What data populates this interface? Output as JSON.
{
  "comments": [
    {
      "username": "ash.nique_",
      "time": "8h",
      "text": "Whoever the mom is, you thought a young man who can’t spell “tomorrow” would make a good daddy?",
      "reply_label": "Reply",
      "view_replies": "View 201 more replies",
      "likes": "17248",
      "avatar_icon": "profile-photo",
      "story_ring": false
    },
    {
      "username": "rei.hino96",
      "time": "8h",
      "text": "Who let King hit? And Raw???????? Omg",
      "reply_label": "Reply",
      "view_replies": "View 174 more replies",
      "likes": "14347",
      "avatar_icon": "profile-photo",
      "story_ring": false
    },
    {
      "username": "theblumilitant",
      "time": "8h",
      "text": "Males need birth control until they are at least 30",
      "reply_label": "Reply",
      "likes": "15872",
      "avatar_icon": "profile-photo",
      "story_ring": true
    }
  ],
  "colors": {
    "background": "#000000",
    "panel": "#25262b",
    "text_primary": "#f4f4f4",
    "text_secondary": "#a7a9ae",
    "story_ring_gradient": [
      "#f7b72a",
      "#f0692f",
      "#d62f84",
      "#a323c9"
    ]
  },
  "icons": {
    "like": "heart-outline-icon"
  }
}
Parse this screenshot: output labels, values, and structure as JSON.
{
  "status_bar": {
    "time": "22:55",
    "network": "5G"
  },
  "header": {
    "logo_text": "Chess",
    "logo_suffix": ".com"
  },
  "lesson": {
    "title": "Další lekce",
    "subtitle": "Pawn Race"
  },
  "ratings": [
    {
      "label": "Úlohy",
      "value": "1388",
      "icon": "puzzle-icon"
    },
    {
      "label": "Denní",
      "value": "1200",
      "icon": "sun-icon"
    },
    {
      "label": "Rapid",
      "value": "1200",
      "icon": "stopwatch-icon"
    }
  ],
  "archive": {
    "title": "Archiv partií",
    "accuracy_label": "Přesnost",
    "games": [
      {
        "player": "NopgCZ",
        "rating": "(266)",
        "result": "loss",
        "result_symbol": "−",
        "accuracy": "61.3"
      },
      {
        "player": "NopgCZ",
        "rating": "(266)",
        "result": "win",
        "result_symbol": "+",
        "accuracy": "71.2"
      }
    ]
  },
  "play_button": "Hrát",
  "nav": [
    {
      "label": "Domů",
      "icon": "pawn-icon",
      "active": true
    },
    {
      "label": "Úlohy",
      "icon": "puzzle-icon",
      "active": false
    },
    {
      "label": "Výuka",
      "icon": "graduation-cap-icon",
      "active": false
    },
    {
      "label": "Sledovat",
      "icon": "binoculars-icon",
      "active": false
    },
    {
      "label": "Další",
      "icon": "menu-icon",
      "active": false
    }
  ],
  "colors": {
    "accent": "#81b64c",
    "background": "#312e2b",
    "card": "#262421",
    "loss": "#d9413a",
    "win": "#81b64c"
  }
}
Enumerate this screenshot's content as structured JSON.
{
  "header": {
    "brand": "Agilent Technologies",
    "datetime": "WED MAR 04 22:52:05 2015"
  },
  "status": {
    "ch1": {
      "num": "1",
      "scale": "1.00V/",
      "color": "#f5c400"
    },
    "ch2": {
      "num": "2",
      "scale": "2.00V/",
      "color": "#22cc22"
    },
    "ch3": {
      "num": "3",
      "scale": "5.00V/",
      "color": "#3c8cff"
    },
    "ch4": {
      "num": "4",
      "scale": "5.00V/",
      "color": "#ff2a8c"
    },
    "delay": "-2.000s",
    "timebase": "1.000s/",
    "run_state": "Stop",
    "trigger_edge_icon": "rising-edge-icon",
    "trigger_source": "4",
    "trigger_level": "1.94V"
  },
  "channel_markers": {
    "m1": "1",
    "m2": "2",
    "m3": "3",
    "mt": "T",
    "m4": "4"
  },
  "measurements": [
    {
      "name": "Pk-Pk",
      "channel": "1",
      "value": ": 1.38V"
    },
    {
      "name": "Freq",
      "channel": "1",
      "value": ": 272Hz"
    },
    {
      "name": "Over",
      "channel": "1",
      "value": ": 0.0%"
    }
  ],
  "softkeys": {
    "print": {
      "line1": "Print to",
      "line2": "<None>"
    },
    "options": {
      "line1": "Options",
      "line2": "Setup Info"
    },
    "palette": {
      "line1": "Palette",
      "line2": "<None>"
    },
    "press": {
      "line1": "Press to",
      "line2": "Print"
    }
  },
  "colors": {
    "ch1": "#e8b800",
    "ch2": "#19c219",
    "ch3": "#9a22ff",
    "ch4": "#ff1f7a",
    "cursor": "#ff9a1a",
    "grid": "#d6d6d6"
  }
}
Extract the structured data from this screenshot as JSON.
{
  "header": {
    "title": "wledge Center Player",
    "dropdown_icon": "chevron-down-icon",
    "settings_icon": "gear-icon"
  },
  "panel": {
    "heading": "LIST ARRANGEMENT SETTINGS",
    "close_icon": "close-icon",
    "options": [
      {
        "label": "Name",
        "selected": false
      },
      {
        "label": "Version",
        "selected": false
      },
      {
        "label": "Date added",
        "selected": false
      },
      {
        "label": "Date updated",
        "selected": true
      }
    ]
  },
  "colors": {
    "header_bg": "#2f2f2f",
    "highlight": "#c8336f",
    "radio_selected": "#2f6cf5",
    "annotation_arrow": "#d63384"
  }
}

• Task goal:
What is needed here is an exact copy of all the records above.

• Exercise solution:
What data populates this interface? Output as JSON.
{
  "comments": [
    {
      "username": "ash.nique_",
      "time": "8h",
      "text": "Whoever the mom is, you thought a young man who can’t spell “tomorrow” would make a good daddy?",
      "reply_label": "Reply",
      "view_replies": "View 201 more replies",
      "likes": "17248",
      "avatar_icon": "profile-photo",
      "story_ring": false
    },
    {
      "username": "rei.hino96",
      "time": "8h",
      "text": "Who let King hit? And Raw???????? Omg",
      "reply_label": "Reply",
      "view_replies": "View 174 more replies",
      "likes": "14347",
      "avatar_icon": "profile-photo",
      "story_ring": false
    },
    {
      "username": "theblumilitant",
      "time": "8h",
      "text": "Males need birth control until they are at least 30",
      "reply_label": "Reply",
      "likes": "15872",
      "avatar_icon": "profile-photo",
      "story_ring": true
    }
  ],
  "colors": {
    "background": "#000000",
    "panel": "#25262b",
    "text_primary": "#f4f4f4",
    "text_secondary": "#a7a9ae",
    "story_ring_gradient": [
      "#f7b72a",
      "#f0692f",
      "#d62f84",
      "#a323c9"
    ]
  },
  "icons": {
    "like": "heart-outline-icon"
  }
}
Parse this screenshot: output labels, values, and structure as JSON.
{
  "status_bar": {
    "time": "22:55",
    "network": "5G"
  },
  "header": {
    "logo_text": "Chess",
    "logo_suffix": ".com"
  },
  "lesson": {
    "title": "Další lekce",
    "subtitle": "Pawn Race"
  },
  "ratings": [
    {
      "label": "Úlohy",
      "value": "1388",
      "icon": "puzzle-icon"
    },
    {
      "label": "Denní",
      "value": "1200",
      "icon": "sun-icon"
    },
    {
      "label": "Rapid",
      "value": "1200",
      "icon": "stopwatch-icon"
    }
  ],
  "archive": {
    "title": "Archiv partií",
    "accuracy_label": "Přesnost",
    "games": [
      {
        "player": "NopgCZ",
        "rating": "(266)",
        "result": "loss",
        "result_symbol": "−",
        "accuracy": "61.3"
      },
      {
        "player": "NopgCZ",
        "rating": "(266)",
        "result": "win",
        "result_symbol": "+",
        "accuracy": "71.2"
      }
    ]
  },
  "play_button": "Hrát",
  "nav": [
    {
      "label": "Domů",
      "icon": "pawn-icon",
      "active": true
    },
    {
      "label": "Úlohy",
      "icon": "puzzle-icon",
      "active": false
    },
    {
      "label": "Výuka",
      "icon": "graduation-cap-icon",
      "active": false
    },
    {
      "label": "Sledovat",
      "icon": "binoculars-icon",
      "active": false
    },
    {
      "label": "Další",
      "icon": "menu-icon",
      "active": false
    }
  ],
  "colors": {
    "accent": "#81b64c",
    "background": "#312e2b",
    "card": "#262421",
    "loss": "#d9413a",
    "win": "#81b64c"
  }
}
Enumerate this screenshot's content as structured JSON.
{
  "header": {
    "brand": "Agilent Technologies",
    "datetime": "WED MAR 04 22:52:05 2015"
  },
  "status": {
    "ch1": {
      "num": "1",
      "scale": "1.00V/",
      "color": "#f5c400"
    },
    "ch2": {
      "num": "2",
      "scale": "2.00V/",
      "color": "#22cc22"
    },
    "ch3": {
      "num": "3",
      "scale": "5.00V/",
      "color": "#3c8cff"
    },
    "ch4": {
      "num": "4",
      "scale": "5.00V/",
      "color": "#ff2a8c"
    },
    "delay": "-2.000s",
    "timebase": "1.000s/",
    "run_state": "Stop",
    "trigger_edge_icon": "rising-edge-icon",
    "trigger_source": "4",
    "trigger_level": "1.94V"
  },
  "channel_markers": {
    "m1": "1",
    "m2": "2",
    "m3": "3",
    "mt": "T",
    "m4": "4"
  },
  "measurements": [
    {
      "name": "Pk-Pk",
      "channel": "1",
      "value": ": 1.38V"
    },
    {
      "name": "Freq",
      "channel": "1",
      "value": ": 272Hz"
    },
    {
      "name": "Over",
      "channel": "1",
      "value": ": 0.0%"
    }
  ],
  "softkeys": {
    "print": {
      "line1": "Print to",
      "line2": "<None>"
    },
    "options": {
      "line1": "Options",
      "line2": "Setup Info"
    },
    "palette": {
      "line1": "Palette",
      "line2": "<None>"
    },
    "press": {
      "line1": "Press to",
      "line2": "Print"
    }
  },
  "colors": {
    "ch1": "#e8b800",
    "ch2": "#19c219",
    "ch3": "#9a22ff",
    "ch4": "#ff1f7a",
    "cursor": "#ff9a1a",
    "grid": "#d6d6d6"
  }
}
Extract the structured data from this screenshot as JSON.
{
  "header": {
    "title": "wledge Center Player",
    "dropdown_icon": "chevron-down-icon",
    "settings_icon": "gear-icon"
  },
  "panel": {
    "heading": "LIST ARRANGEMENT SETTINGS",
    "close_icon": "close-icon",
    "options": [
      {
        "label": "Name",
        "selected": false
      },
      {
        "label": "Version",
        "selected": false
      },
      {
        "label": "Date added",
        "selected": false
      },
      {
        "label": "Date updated",
        "selected": true
      }
    ]
  },
  "colors": {
    "header_bg": "#2f2f2f",
    "highlight": "#c8336f",
    "radio_selected": "#2f6cf5",
    "annotation_arrow": "#d63384"
  }
}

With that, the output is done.